• Explain in your own words, the difference in
meaning between the two words.
The “new politics” of the Scottish Parliamentary
law-making machine aims to avoid the unilateral
order in favour of the multilateral decision. No
longer, we are told, will one party be allowed to
bully all other members of the Assembly into
supporting a policy in which they have no
Explain the difference in meaning between ‘unilateral’ and
Suggested Answer
‘Unilateral’ means one-sided, or single;
‘multilateral’ means many sides or
people take part.
If you were asked to explain how you worked out the meaning
from the context you would refer to the fact that they are moving
away from the unilateral approach which means that it will no
longer be possible for only ‘one party’ to ‘bully all other members
of the Assembly’ into going along with their decision.
Understanding Main Ideas and
Supporting Detail
You will be asked to look at a particular part of a passage,
decide what is absolutely essential information and
translate it and any supporting detail (additions or
illustrations) into your own words.
• Identify key/essential information from
section and translate it into your own words.
• Translate illustrations or additions which
support central idea into your own words.
It’s not just real violence which unreels itself in the imagination,
fast-forward, fast-backwards and pause.

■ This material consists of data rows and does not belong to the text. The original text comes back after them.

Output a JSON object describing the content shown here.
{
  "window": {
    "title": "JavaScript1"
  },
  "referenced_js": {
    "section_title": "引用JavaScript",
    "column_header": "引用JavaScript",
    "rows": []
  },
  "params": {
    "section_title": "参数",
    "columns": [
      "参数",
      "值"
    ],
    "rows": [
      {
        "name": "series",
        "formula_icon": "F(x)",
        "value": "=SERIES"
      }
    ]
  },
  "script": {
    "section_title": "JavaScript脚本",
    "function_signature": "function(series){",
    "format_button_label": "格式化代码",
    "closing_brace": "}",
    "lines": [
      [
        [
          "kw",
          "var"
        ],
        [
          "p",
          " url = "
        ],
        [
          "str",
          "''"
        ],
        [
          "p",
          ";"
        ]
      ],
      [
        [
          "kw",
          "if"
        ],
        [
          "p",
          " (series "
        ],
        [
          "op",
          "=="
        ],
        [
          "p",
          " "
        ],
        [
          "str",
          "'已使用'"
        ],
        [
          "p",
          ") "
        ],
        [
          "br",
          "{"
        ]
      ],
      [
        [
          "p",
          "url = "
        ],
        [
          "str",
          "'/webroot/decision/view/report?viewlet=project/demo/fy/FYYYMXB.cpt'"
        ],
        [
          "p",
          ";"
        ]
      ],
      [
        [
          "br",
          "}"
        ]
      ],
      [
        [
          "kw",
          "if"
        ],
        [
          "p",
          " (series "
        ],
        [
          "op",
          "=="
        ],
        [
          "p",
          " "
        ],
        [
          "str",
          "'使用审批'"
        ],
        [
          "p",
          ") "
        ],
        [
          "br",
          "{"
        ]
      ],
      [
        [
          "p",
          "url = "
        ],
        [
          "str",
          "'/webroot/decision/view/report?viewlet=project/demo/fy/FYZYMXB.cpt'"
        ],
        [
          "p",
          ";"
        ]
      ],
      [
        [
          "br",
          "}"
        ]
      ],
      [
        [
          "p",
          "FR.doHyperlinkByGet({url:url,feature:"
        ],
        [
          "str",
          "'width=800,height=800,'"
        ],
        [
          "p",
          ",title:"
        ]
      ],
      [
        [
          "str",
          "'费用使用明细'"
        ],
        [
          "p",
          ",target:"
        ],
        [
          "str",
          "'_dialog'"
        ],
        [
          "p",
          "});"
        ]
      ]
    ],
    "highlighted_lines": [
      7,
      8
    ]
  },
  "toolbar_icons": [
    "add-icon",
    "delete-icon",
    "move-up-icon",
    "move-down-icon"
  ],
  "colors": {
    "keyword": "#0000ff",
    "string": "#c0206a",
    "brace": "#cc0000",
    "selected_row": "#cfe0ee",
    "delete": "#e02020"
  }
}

I have sat in a cinema
and watched with peeled-back sight and a whimpering heart,
peering aghast at the claustrophobic corners of the screen. I like
Bringing up Baby and Jane Austen adaptations. I get very
scared by images of violence. I get very worried by images of
violence towards women. I get weepy and terrified by images of
violence towards children.
1. What is the main idea of paragraph 1?
2. What details supporting the main idea of paragraph 1 are
Suggested Answers
1. Violence shown through the media can have the
same emotional and troubling effects on our minds as
real violence does.
2. The writer describes the varied emotional
responses she has when viewing images of different
kinds of violence in the cinema to show that even
though she knows it is not real, she still reacts
negatively to them. The image of ‘peeled-back sight’
and connotations of ‘whimpering’ suggest a strong
and physical reaction to these films.
Understanding Main Points
You will be asked to look at a fairly large section of the
passage, decide what the main points are and translate
these into your own words. You must show you have
understood unfamiliar words.
• Translate main points of correct section into
your own words.
• Marks available will give you a clue as to how
many points to make.
In devising strategies for dealing with screen violence the most important
priority is to encourage personal action to reduce media consumption. On this
basis we can each move swiftly and decisively to make a difference, taking
powerful, private steps to share our own are responsible media environments.
Sometime, later in the evening, one of them will appear downstairs, a
pyjamaed stocky ghost lurking on the fringes of our adult evening (scenes from
ER or from war-zones are hastily switched off the TV) and say they are
scared. Scared of monsters, scared of wars, scared of you going away,
scared of thunder, scared of a rustle outside the bedroom door, scared of don’t
know what, just scared. And if we say, but there’s nothing to be scared of,
you’re safe, there’s nothing there, then they reply that: it’s inside there heads
and they can’t make it go away. It’s as if the images that flicker against their
eyelids night after night are locked into their skulls when they sleep, and go on
burning there.
Summarise the main points made in the above paragraphs.
Suggested Answers
1. We need to take individual responsibility to try to limit
the amount of on-screen violence our children see in our
own homes
2. The imagination of a child can conjure up its own
terrifying images without the outside world adding to them
through media.
Explain how the context of the word ‘homicide’ (line 1) helps you
arrive at its meaning (2)
What possibility is outlined in paragraph…? (2)
Explain the difference in meaning between ‘unilateral’ and ‘multilateral’ (2)
What is the main idea of paragraph 1 and what details does the writer
include to support the main idea? (2)
Summarise the writer’s main points in paragraph...
(2,3,4 depending on how many points being summarised)